Woodrow Dean

Submitted / The Tribune Woodrow Dean set a new personal record to finish second in Class 5A.

For the first time in the history of the Tallassee cross country program, a runner finished a 5K race in under 16 minutes. Woodrow Dean saved his best performance for the final meet of the season as he beat his old personal record by nearly 30 seconds by crossing the finish line at the AHSAA Cross Country State Championship in 15:51.85.

“We really thought he could maybe make into the top 10 entering the day,” Tallassee coach Danny Worley said. “But he surprised us. He had a great race and it all came together for him.”

Dean’s time was good enough for a second-place finish in Class 5A and it was the 10th fastest time of any classification. He came in 1.69 seconds behind Scottsboro’s Cooper Atkins and Dean said being that close to the leader helped push him during the final mile.

“I’m definitely happy with finishing second,” Dean said. “Scottsboro has a lot of good runners and they’re a tough team to beat. I wasn’t really bitter about being that close. I wasn’t supposed to finish second so it felt good.”

After a tough first mile, Dean said he had to push through some pain but found himself closing in on the leaders near the 2-mile mark. That’s when he realized he had a chance to do something special. Worley said Dean was in fourth after 2 miles and it did not take long to pass the then-second- and third-place runners to close the gap on Atkins.

“That always makes for an exciting race,” Worley said. “It was fun to watch and that always gets the crowd in to it. He’s worked so hard for this.”

Dean had four first-place finishes this season but he said it just felt different being on the podium at state. He said it really sunk in when some of his friends told him about the Scottsboro team talking about how good Dean was in the final 2 miles.

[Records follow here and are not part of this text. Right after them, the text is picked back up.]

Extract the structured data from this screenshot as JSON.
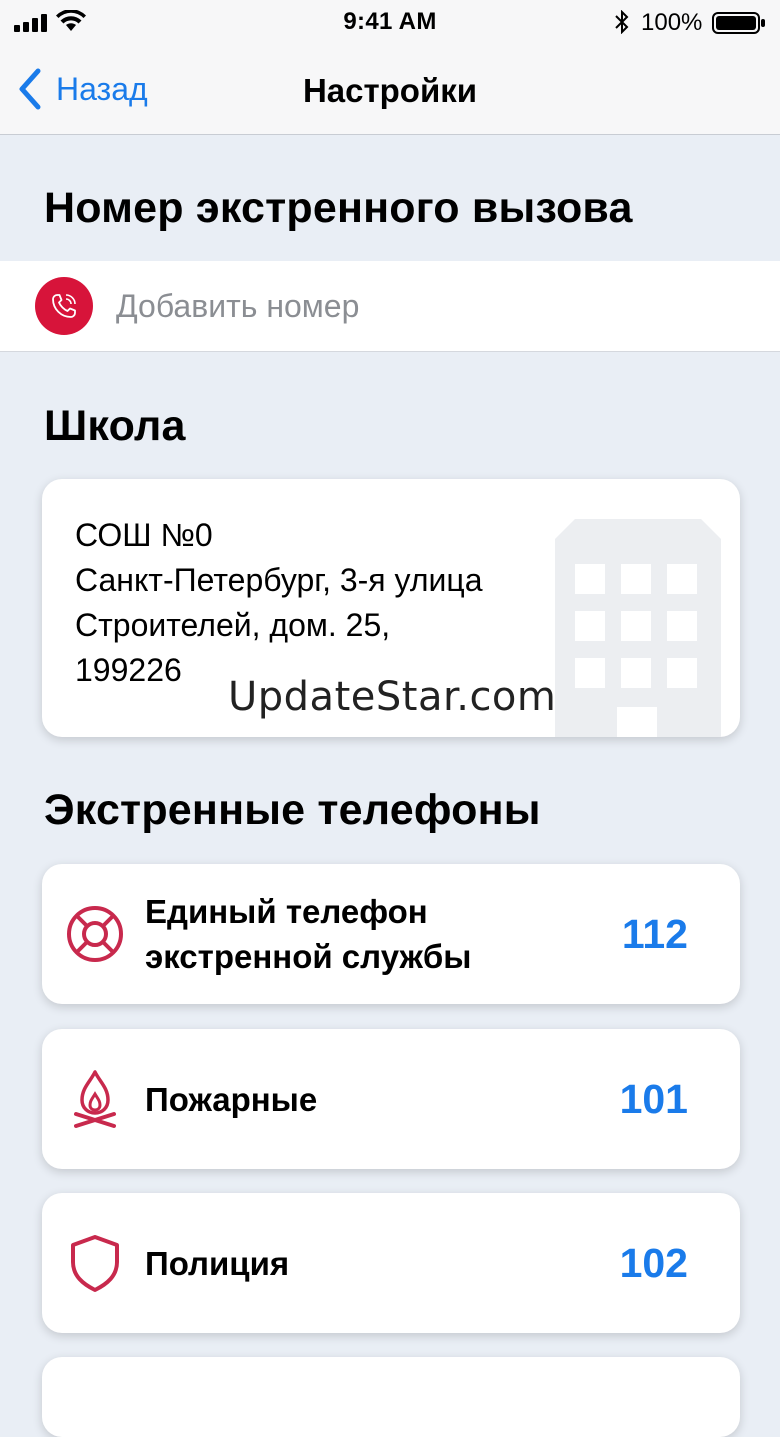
{
  "status_bar": {
    "time": "9:41 AM",
    "battery_percent": "100%",
    "icons": [
      "signal-icon",
      "wifi-icon",
      "bluetooth-icon",
      "battery-icon"
    ]
  },
  "nav": {
    "back_label": "Назад",
    "title": "Настройки"
  },
  "emergency_number": {
    "title": "Номер экстренного вызова",
    "add_label": "Добавить номер",
    "icon": "phone-icon"
  },
  "school": {
    "title": "Школа",
    "name": "СОШ №0",
    "address_line1": "Санкт-Петербург, 3-я улица",
    "address_line2": "Строителей, дом. 25,",
    "postal_code": "199226",
    "icon": "building-icon"
  },
  "watermark": "UpdateStar.com",
  "emergency_phones": {
    "title": "Экстренные телефоны",
    "items": [
      {
        "label_line1": "Единый телефон",
        "label_line2": "экстренной службы",
        "number": "112",
        "icon": "lifebuoy-icon"
      },
      {
        "label_line1": "Пожарные",
        "label_line2": "",
        "number": "101",
        "icon": "fire-icon"
      },
      {
        "label_line1": "Полиция",
        "label_line2": "",
        "number": "102",
        "icon": "shield-icon"
      }
    ]
  },
  "colors": {
    "accent": "#1a7bea",
    "emergency_red": "#d7143a",
    "icon_red": "#c8294d",
    "background": "#e9eef5"
  }
}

Dean’s run not only set the school record for time but it was also the highest ever finish for a Tiger at the state competition. After placing 16th as a freshman in 2018, Dean knew he could grab a higher finish this year and now he has his eyes on a gold medal in his final two years.

“It’s about training hard and running every day,” Dean said. “I have to keep pushing myself. I run about 10 miles around town every Sunday. That’s the kind of stuff I have to keep working on.”

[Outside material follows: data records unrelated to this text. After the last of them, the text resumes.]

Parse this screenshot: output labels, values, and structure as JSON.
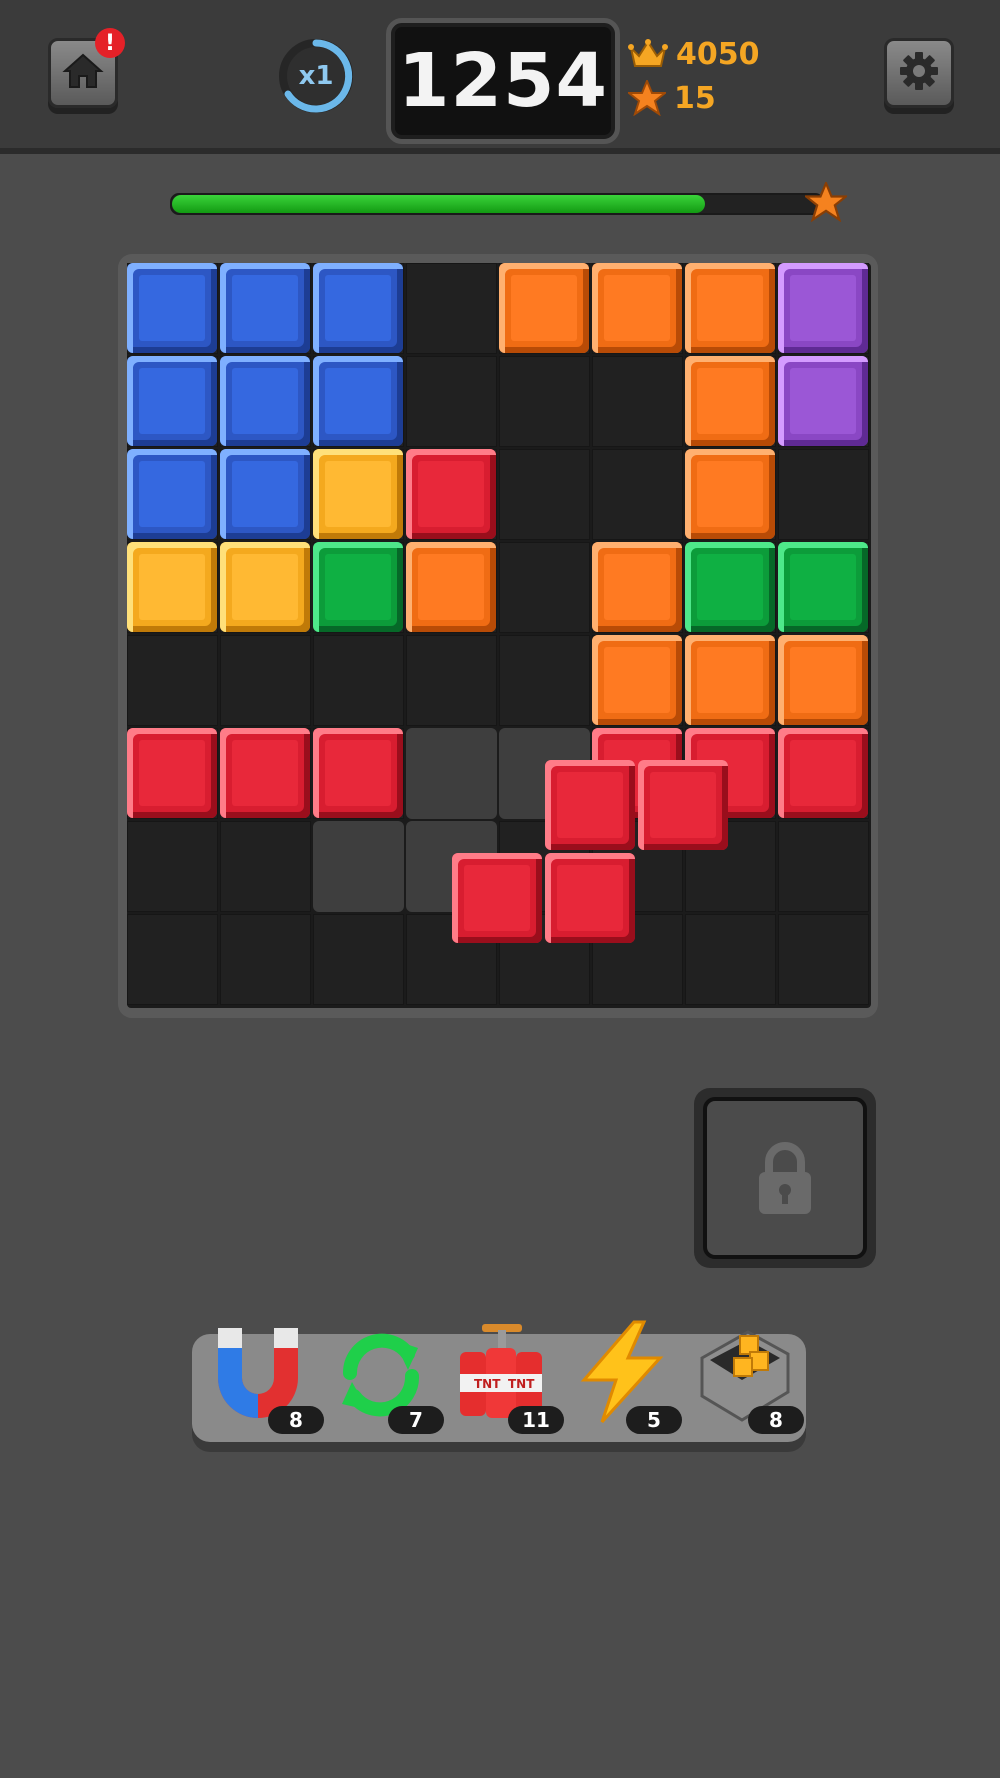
{
  "header": {
    "home_badge": "!",
    "multiplier": "x1",
    "score": "1254",
    "best_score": "4050",
    "stars": "15"
  },
  "progress": {
    "value": 0.82
  },
  "board": {
    "cols": 8,
    "rows": 8,
    "colors": {
      "blue": {
        "face": "#3568e0",
        "side": "#2d57c4",
        "hi": "#7fb0ff",
        "lo": "#1d3d94"
      },
      "orange": {
        "face": "#ff7a22",
        "side": "#f06c14",
        "hi": "#ffb070",
        "lo": "#b84b06"
      },
      "purple": {
        "face": "#9b57d6",
        "side": "#8a47c4",
        "hi": "#d49bff",
        "lo": "#5f2a94"
      },
      "yellow": {
        "face": "#ffb933",
        "side": "#f4a91e",
        "hi": "#ffe07a",
        "lo": "#c07a08"
      },
      "red": {
        "face": "#e8283a",
        "side": "#d81d30",
        "hi": "#ff7c88",
        "lo": "#9a0e1c"
      },
      "green": {
        "face": "#0fb043",
        "side": "#0c9c3a",
        "hi": "#4ee88a",
        "lo": "#066828"
      }
    },
    "grid": [
      [
        "blue",
        "blue",
        "blue",
        "",
        "orange",
        "orange",
        "orange",
        "purple"
      ],
      [
        "blue",
        "blue",
        "blue",
        "",
        "",
        "",
        "orange",
        "purple"
      ],
      [
        "blue",
        "blue",
        "yellow",
        "red",
        "",
        "",
        "orange",
        ""
      ],
      [
        "yellow",
        "yellow",
        "green",
        "orange",
        "",
        "orange",
        "green",
        "green"
      ],
      [
        "",
        "",
        "",
        "",
        "",
        "orange",
        "orange",
        "orange"
      ],
      [
        "red",
        "red",
        "red",
        "ghost",
        "ghost",
        "red",
        "red",
        "red"
      ],
      [
        "",
        "",
        "ghost",
        "ghost",
        "",
        "",
        "",
        ""
      ],
      [
        "",
        "",
        "",
        "",
        "",
        "",
        "",
        ""
      ]
    ],
    "dragging_piece": {
      "color": "red",
      "cells": [
        [
          1,
          0
        ],
        [
          2,
          0
        ],
        [
          0,
          1
        ],
        [
          1,
          1
        ]
      ]
    }
  },
  "powerups": [
    {
      "name": "magnet",
      "count": "8"
    },
    {
      "name": "refresh",
      "count": "7"
    },
    {
      "name": "tnt",
      "count": "11"
    },
    {
      "name": "lightning",
      "count": "5"
    },
    {
      "name": "block-box",
      "count": "8"
    }
  ]
}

After seeing Dean take more than a minute off his time in the last year, Worley said there may not be a limit to what Dean can accomplish at the high school level or beyond. 

“He’s very dedicated,” Worley said. “He wants to run at the next level and he’s doing all the things he needs to do to get here.”

Caleb Turrentine is a sports writer for Tallapoosa Publishers Inc.